When Numbers Mask the Real Story
Peter is a member of The Motley Fool Blog Network -- entries represent the personal opinion of the blogger and are not formally edited.
Sometimes financial figures cannot be used as the main criteria for judging a company’s prospects. Sometimes it takes a bit more work to construct the real story which will allow you to arrive at a meaningful conclusion.
Currently, Trina Solar’s(NYSE: TSL) financial statistics are not in its favor as its net income, ROA, and ROE are all negative. To put it bluntly the company is bleeding red ink. Furthermore, the Trina’s balance sheet has become compromised by the near doubling of debt between the 1st quarter 2011 and 2012 which has made Trina look unattractive to investors. As a result, its interest coverage has gone to negative which means it does not have funds to cover its interest expenses.
Trina’s bleeding can be attributed to factors beyond its control like the global crash in the solar module average selling price, along with the U.S. government’s imposition of countervailing and anti-dumping duties, which for Trina totaled more than 34%. Trina’s gross margin was 5.8% in Q1 2012 compared to 27.5% for the same quarter in 2011. But if we take out provisioning for potential countervailing and anti-dumping duties, its gross profit and gross margin are $46.5 million and 13.3%, respectively. Despite these issues the company has been able to cut down its operating expenses by 36.0% sequentially and 9.9% year-over-year in the first quarter of 2012.
They will need that kind of operational efficiency to make it through the next few quarters until the massive expansion of solar installation orders by both China and Japan begin hitting manufacturer's sales departments. Japan is reported to be building 4.6 GWs of solar power, which China is looking to add 5 GWs per year until 2015 and a full 50 GW installed by 2020. Given the punitive nature of the tariffs imposed by the U.S. it is safe to say that U.S. producers like Sunpower (NASDAQ: SPWR) will not be getting many of those contracts. There will be no shortage of work for Chinese solar producers in the long term.
The heavy subsidization of the solar industry, which has driven cost per watt by the Chinese producers down to $0.65 per watt, has also created a massive over-supply in the industry. Now that the capacity has been built, however, mass production can proceed. One may not be crazy about the process of building out the industry, the net result is that strategically, China now has a highly efficient, if somewhat redundant, solar industry where the best players will reap great benefits when the next phase of deployment and adoption of the technology begins.
When we look at the smaller players similar to Trina, especially those which have market caps in the millions, like LDK solar (NYSE: LDK), Suntech (NYSE: STP), and Yingli Green Energy all are experiencing similar margin pressure as Trina; all of them have their bottom line in red or at least close to it.
Trina is certainly not giving up in its latest move to plan for the future it has entered into collaboration with Germany-based E3/DC to develop next generation energy storage solutions for homes and small businesses which will help Consumers become independent from rising energy costs by balancing solar energy generation with consumption. Since the cost of the modules of a home solar installation is only 20%, improving the cost structure of storage is an imperative. Trina has numerous projects lined up and it has increased its spending on R&D which have resulted in their Honey Ultra multi-crystalline modules that hold the current record for energy density per unit area.
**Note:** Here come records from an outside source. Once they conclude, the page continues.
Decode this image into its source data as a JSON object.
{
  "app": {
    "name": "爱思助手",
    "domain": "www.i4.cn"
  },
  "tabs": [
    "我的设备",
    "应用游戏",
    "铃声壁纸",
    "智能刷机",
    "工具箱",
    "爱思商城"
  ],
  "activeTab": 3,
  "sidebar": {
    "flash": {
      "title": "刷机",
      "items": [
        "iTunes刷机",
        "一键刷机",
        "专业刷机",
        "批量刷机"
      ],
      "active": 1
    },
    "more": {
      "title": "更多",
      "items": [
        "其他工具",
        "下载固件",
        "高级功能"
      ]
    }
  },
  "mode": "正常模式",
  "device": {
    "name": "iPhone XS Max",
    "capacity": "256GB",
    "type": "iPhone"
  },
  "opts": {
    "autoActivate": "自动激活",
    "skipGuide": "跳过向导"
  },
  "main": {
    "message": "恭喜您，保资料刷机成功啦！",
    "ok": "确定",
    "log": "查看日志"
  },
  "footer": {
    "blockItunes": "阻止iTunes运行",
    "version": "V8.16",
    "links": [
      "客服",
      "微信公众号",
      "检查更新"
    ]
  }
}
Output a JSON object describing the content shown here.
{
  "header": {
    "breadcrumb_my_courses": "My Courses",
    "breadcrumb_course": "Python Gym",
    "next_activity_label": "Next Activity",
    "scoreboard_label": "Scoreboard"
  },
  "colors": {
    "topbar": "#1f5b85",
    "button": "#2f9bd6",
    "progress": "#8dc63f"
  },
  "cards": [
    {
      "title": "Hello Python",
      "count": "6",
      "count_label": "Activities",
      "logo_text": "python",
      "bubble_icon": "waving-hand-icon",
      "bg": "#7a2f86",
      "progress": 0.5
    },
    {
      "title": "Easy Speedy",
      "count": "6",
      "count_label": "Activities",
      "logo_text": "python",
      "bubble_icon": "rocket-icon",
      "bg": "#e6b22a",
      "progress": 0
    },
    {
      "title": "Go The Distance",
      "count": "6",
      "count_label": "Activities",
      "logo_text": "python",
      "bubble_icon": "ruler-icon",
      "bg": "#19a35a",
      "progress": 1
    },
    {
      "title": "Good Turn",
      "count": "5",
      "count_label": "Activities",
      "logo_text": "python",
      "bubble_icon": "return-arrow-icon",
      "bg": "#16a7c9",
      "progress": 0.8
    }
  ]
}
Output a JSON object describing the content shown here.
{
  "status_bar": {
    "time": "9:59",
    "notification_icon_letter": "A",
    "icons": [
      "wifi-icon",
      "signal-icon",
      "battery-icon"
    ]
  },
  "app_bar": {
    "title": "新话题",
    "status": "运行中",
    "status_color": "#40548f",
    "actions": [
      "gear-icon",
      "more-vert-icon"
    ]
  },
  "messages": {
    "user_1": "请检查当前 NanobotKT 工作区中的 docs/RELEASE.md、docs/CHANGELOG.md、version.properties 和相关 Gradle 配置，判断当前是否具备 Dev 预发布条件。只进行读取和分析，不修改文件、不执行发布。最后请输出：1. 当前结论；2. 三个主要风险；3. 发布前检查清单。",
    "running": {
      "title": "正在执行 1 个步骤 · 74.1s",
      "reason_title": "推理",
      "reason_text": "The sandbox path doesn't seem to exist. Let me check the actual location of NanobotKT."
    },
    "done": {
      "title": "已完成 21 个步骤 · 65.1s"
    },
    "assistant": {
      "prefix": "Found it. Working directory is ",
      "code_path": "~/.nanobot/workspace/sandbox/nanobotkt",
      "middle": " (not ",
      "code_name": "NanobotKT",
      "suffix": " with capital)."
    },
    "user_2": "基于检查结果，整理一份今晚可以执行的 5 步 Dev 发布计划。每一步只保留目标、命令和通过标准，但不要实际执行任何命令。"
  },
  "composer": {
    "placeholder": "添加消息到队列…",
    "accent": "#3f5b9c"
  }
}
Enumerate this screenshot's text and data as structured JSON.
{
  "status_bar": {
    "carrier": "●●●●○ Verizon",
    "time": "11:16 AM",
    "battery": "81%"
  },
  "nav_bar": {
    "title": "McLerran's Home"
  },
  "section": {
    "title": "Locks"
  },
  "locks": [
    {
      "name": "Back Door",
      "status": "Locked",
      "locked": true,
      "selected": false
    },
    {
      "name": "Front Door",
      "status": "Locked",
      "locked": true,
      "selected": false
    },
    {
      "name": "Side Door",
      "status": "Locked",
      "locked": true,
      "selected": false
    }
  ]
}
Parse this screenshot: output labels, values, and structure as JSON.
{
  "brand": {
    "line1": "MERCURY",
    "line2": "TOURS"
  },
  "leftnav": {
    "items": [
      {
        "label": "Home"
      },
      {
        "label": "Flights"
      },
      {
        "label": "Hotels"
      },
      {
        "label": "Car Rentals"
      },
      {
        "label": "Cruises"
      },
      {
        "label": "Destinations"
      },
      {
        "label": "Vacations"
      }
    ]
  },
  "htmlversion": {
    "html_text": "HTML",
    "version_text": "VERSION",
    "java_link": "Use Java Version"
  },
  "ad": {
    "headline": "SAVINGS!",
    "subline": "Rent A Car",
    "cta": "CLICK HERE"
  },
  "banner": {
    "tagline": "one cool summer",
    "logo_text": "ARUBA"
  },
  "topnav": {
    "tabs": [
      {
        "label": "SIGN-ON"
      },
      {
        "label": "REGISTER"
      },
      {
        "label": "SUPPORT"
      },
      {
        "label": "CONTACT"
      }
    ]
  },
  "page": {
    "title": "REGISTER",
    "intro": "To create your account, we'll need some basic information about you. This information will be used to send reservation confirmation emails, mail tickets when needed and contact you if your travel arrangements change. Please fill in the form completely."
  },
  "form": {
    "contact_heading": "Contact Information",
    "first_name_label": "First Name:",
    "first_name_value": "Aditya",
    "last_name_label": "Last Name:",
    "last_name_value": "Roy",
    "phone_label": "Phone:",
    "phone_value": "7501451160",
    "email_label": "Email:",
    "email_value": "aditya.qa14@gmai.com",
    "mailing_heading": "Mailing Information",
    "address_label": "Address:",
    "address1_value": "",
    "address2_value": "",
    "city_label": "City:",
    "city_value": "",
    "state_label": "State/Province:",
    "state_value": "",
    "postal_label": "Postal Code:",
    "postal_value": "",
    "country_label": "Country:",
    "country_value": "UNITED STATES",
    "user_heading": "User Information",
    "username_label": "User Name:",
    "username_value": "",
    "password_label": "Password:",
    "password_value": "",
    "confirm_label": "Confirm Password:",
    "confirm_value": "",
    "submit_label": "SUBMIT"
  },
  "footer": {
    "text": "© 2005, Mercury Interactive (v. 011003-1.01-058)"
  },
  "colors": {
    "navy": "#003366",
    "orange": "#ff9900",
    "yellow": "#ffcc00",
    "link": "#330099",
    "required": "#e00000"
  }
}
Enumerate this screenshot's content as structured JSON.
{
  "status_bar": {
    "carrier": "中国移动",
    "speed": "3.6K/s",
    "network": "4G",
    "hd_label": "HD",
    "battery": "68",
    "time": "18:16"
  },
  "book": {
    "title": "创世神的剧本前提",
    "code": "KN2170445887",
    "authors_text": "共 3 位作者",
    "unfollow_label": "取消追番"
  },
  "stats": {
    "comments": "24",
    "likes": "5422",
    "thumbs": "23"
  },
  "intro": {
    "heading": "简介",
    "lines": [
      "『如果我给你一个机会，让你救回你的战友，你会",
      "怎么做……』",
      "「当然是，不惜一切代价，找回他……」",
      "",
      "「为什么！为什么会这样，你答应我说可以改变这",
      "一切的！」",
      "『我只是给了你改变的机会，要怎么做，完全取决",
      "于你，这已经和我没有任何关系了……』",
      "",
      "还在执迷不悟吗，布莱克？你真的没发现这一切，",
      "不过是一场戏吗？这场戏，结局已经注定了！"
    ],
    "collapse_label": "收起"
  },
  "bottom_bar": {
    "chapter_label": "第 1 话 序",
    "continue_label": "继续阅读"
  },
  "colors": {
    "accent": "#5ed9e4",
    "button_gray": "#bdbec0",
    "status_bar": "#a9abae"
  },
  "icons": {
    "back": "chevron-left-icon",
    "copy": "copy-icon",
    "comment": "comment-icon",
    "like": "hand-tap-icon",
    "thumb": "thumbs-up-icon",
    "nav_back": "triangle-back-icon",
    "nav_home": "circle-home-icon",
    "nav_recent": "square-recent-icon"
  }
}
The question will be whether Trina will be able to survive the near term shakeout in the industry. With more than $600 million in cash, $335 in current inventory, and being close to becoming operationally neutral, prospects look good. After that the sheer volume of solar installations in countries with current account surpluses or strong currencies, like the aforementioned China and Japan as well as India and Saudi Arabia, will dominate the market. The U.S. and Europe can no longer afford their solar subsidies, but their rising (from the ashes in the case of Japan) competitors are in a position to do so.
Trina is an ultra-high beta stock, 3.3, so anyone looking to invest should be prepared for a lot of volatility. But Trina looks to have bottomed in the $6 range. If one is convinced that the Trina’s story has reached its nadir then this is a low-risk speculative play that has great payout potential.
PeterPham8 has no positions in the stocks mentioned above. The Motley Fool has no positions in the stocks mentioned above. Try any of our Foolish newsletter services free for 30 days. We Fools may not all hold the same opinions, but we all believe that considering a diverse range of insights makes us better investors. The Motley Fool has a disclosure policy.If you have questions about this post or the Fool’s blog network, click here for information.